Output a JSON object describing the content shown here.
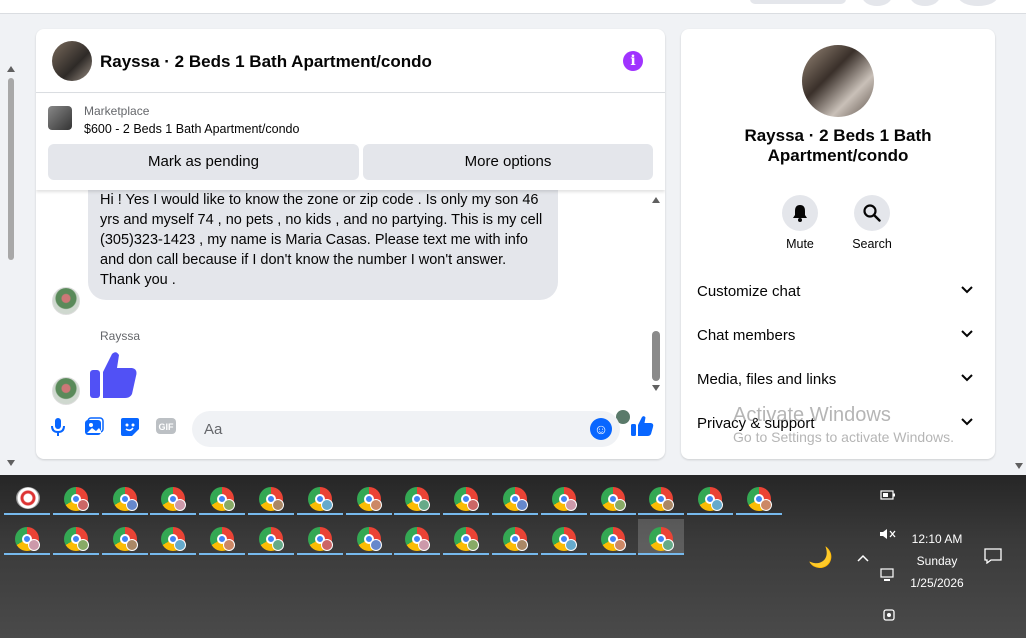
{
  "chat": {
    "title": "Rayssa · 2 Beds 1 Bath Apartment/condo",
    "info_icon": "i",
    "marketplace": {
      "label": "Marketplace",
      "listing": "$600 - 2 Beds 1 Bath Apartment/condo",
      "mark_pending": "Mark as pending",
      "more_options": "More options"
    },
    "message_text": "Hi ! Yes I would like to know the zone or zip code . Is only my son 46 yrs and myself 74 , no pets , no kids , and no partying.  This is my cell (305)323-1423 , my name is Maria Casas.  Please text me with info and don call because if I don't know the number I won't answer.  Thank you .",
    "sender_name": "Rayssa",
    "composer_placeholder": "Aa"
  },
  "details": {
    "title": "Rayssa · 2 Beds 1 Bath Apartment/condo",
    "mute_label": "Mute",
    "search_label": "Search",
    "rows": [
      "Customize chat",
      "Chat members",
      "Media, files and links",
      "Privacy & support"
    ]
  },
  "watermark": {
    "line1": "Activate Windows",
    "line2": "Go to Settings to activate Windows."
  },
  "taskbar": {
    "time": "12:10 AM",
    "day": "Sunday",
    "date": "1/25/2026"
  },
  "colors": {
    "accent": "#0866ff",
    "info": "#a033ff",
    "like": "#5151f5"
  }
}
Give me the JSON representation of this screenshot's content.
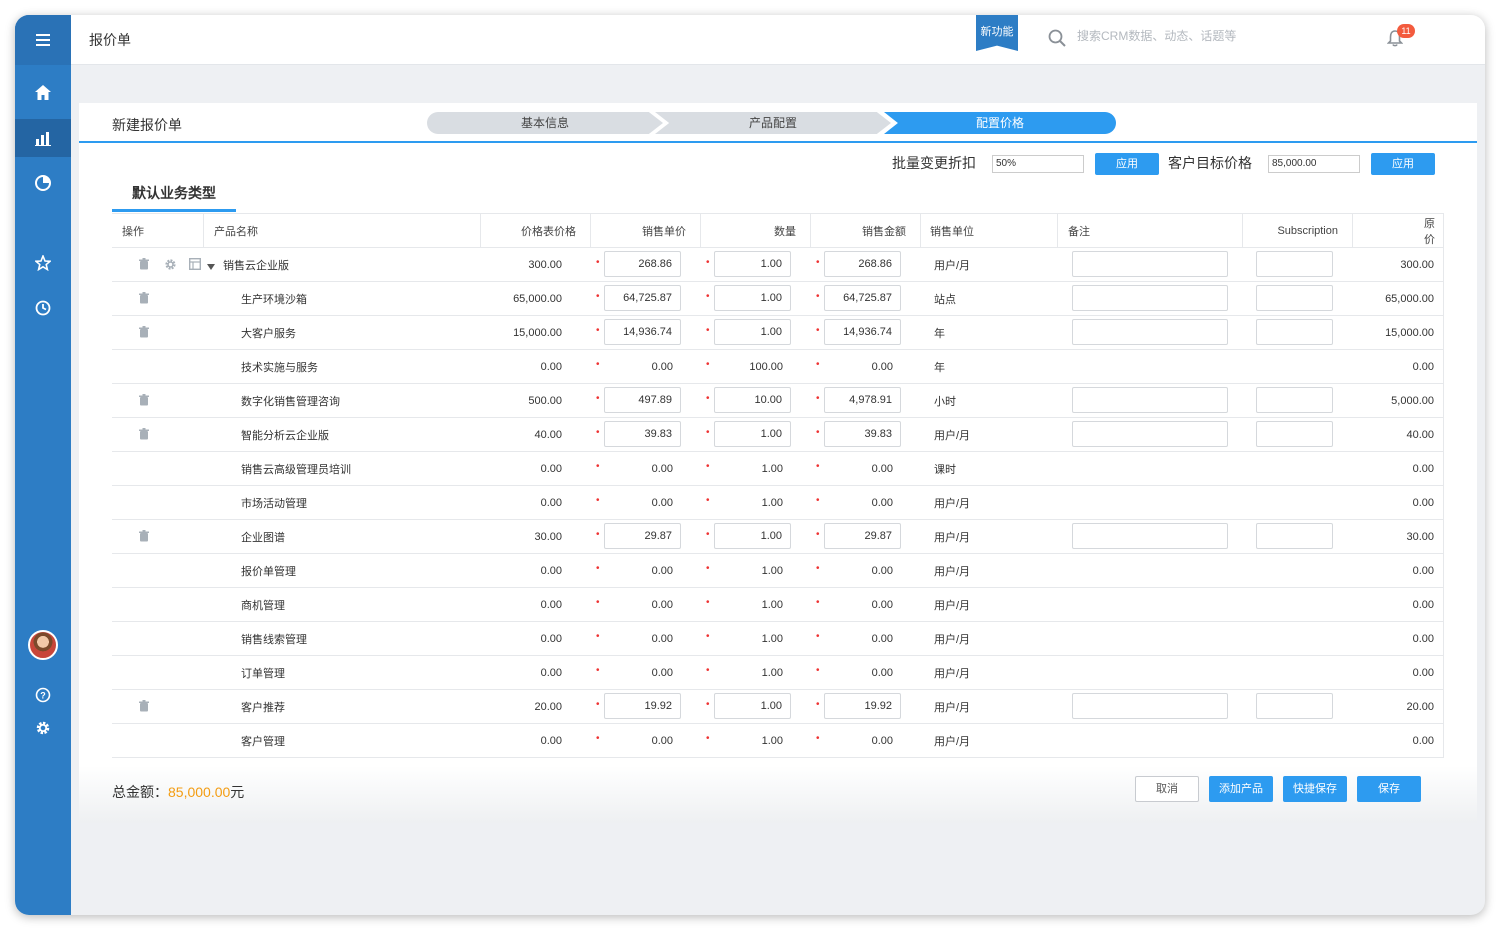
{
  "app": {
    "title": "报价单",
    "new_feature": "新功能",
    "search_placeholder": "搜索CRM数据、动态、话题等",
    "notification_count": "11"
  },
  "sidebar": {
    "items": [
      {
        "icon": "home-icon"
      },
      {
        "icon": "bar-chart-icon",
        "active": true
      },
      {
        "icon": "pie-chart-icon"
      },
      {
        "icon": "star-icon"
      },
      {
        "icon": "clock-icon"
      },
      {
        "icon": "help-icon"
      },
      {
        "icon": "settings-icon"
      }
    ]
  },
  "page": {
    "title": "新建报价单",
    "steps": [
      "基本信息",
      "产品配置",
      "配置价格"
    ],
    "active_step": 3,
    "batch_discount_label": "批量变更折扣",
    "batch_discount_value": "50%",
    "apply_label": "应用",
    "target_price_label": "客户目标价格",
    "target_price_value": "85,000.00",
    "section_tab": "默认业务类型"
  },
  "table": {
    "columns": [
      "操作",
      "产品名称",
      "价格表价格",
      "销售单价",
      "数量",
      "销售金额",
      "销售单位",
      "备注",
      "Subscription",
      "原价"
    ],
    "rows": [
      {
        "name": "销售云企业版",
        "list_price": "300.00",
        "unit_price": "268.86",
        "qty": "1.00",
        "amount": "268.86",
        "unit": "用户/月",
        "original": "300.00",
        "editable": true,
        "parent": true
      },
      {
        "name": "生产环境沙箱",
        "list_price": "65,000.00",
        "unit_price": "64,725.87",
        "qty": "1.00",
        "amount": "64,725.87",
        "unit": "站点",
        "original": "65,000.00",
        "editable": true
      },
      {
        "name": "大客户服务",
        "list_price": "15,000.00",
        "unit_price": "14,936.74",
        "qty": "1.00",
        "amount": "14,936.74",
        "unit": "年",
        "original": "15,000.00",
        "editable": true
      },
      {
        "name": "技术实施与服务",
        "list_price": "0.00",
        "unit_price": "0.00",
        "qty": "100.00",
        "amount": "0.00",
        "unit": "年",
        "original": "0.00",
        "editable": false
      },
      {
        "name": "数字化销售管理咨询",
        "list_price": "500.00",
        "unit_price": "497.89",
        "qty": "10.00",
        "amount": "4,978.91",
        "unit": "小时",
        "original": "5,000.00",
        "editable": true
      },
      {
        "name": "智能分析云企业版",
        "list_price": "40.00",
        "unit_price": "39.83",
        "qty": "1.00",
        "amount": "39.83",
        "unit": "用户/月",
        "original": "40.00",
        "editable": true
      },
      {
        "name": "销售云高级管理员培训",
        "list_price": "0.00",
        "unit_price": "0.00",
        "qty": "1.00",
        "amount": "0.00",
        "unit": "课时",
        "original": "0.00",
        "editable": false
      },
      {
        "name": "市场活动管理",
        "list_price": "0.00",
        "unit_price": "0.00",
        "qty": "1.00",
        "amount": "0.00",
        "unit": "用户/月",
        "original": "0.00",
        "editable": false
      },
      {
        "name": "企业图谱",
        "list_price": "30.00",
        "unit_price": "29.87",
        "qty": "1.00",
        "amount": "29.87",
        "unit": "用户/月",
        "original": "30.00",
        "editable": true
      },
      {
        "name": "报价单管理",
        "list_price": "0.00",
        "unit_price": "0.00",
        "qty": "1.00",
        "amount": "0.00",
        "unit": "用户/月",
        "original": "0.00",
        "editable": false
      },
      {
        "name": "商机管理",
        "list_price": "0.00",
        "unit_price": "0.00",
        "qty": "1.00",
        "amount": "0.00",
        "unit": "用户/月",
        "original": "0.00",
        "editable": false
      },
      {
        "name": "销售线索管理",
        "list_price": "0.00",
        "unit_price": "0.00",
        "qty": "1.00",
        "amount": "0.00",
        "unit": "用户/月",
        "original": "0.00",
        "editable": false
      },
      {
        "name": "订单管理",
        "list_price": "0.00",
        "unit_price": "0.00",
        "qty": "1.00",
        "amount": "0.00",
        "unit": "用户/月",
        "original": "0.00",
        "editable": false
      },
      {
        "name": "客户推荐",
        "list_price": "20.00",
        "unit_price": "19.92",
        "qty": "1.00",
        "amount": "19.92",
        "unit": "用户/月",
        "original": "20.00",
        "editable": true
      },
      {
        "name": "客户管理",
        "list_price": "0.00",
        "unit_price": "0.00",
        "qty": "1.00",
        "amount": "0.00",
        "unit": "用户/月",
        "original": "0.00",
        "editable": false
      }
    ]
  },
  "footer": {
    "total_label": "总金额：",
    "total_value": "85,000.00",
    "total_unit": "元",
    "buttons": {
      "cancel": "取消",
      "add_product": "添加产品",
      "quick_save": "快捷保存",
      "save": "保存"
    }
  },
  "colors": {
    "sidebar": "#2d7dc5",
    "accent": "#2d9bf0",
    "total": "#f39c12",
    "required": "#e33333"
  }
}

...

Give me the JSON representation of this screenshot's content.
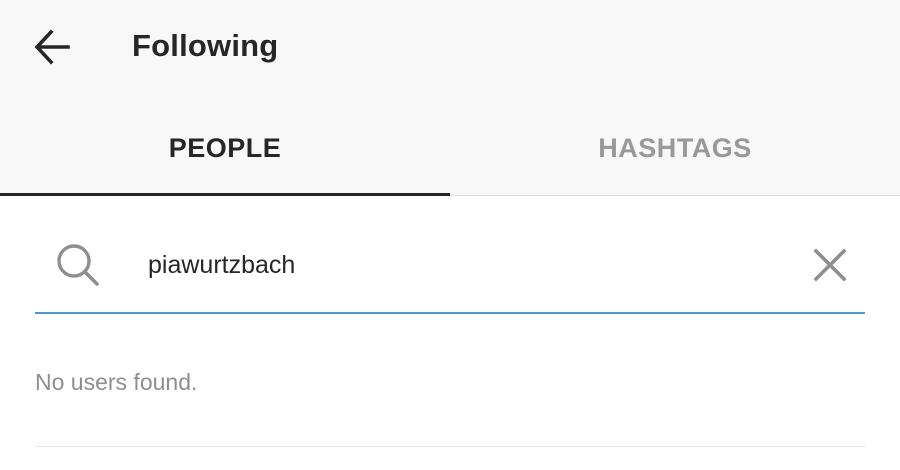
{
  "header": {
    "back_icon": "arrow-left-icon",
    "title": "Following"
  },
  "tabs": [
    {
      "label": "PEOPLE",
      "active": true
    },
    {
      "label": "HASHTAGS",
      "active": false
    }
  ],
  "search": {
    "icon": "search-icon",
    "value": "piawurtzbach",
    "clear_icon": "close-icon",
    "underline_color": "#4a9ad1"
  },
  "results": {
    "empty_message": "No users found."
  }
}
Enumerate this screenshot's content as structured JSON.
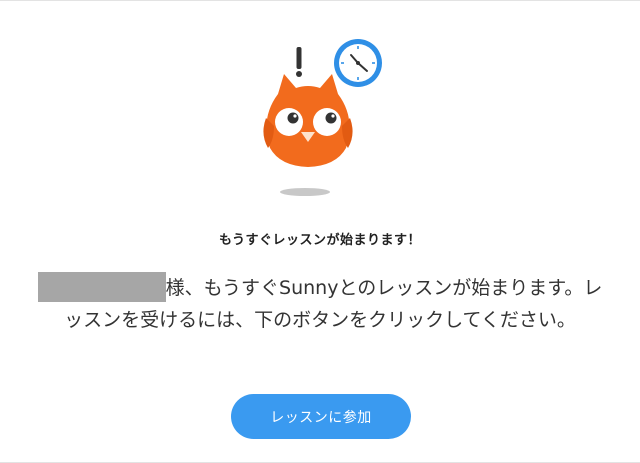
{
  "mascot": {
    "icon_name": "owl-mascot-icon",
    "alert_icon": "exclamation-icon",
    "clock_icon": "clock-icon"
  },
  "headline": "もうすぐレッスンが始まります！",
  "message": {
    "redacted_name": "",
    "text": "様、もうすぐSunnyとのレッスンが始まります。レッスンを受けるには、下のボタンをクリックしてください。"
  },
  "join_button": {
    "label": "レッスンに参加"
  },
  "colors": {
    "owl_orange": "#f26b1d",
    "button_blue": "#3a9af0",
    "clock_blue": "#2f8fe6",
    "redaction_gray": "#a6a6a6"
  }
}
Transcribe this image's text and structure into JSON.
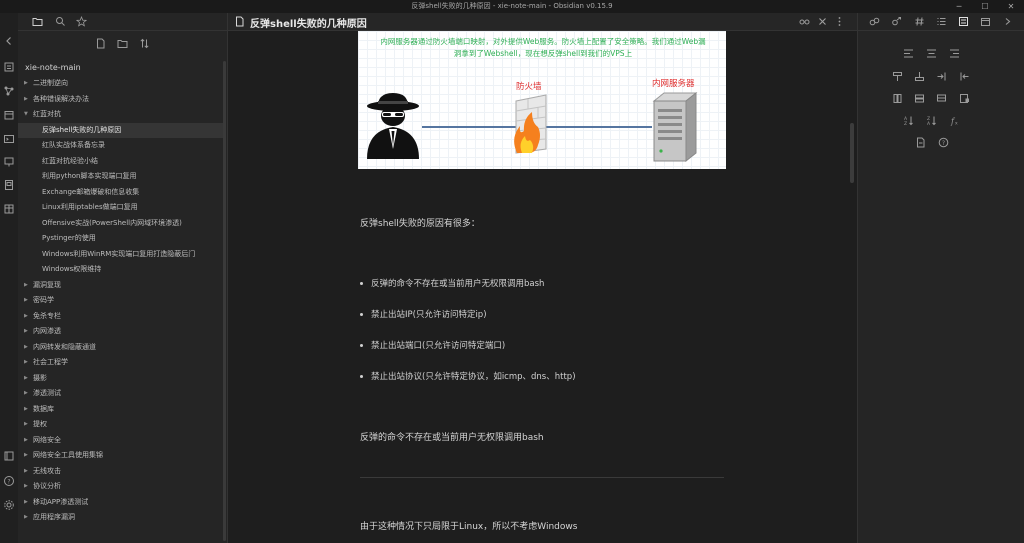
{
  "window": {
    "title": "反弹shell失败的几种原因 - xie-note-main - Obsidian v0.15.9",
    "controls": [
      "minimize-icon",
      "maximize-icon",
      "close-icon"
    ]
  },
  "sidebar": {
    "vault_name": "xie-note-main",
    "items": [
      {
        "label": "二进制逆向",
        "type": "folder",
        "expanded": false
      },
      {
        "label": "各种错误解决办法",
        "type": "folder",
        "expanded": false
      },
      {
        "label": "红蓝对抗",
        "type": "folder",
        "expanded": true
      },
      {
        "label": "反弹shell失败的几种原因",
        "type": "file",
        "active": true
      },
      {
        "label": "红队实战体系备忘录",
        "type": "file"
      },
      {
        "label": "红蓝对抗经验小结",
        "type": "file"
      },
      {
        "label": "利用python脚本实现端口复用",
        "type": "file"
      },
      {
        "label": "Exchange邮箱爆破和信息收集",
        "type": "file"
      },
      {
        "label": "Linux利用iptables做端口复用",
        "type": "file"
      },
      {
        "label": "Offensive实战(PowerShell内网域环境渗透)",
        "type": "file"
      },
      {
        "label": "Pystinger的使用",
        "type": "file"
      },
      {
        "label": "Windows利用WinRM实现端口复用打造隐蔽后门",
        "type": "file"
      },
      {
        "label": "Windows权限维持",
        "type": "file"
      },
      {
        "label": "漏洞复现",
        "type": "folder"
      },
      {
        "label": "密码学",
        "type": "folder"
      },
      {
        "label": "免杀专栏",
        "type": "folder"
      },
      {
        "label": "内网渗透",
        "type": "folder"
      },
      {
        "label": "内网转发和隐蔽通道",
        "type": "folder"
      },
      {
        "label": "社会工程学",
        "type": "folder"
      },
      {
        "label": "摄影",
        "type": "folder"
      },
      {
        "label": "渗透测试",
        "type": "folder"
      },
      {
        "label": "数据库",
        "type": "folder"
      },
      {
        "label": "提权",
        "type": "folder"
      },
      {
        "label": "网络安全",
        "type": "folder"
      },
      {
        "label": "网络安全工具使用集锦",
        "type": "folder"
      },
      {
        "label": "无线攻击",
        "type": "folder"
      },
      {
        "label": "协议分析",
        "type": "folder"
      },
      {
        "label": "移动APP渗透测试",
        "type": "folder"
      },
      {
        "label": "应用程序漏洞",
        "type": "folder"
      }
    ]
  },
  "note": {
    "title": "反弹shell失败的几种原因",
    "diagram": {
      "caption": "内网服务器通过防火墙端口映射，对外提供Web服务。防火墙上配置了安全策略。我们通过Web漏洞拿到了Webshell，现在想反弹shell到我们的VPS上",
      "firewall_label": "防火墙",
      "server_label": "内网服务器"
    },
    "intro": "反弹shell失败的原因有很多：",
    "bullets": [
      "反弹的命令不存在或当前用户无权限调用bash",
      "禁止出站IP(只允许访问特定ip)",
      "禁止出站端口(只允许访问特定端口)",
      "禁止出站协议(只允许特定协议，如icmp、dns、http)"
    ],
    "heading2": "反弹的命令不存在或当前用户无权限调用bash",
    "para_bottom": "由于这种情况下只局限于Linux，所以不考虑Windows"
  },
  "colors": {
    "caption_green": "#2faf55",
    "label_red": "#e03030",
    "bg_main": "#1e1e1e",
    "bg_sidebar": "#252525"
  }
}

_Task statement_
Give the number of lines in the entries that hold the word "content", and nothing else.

_Written response_
4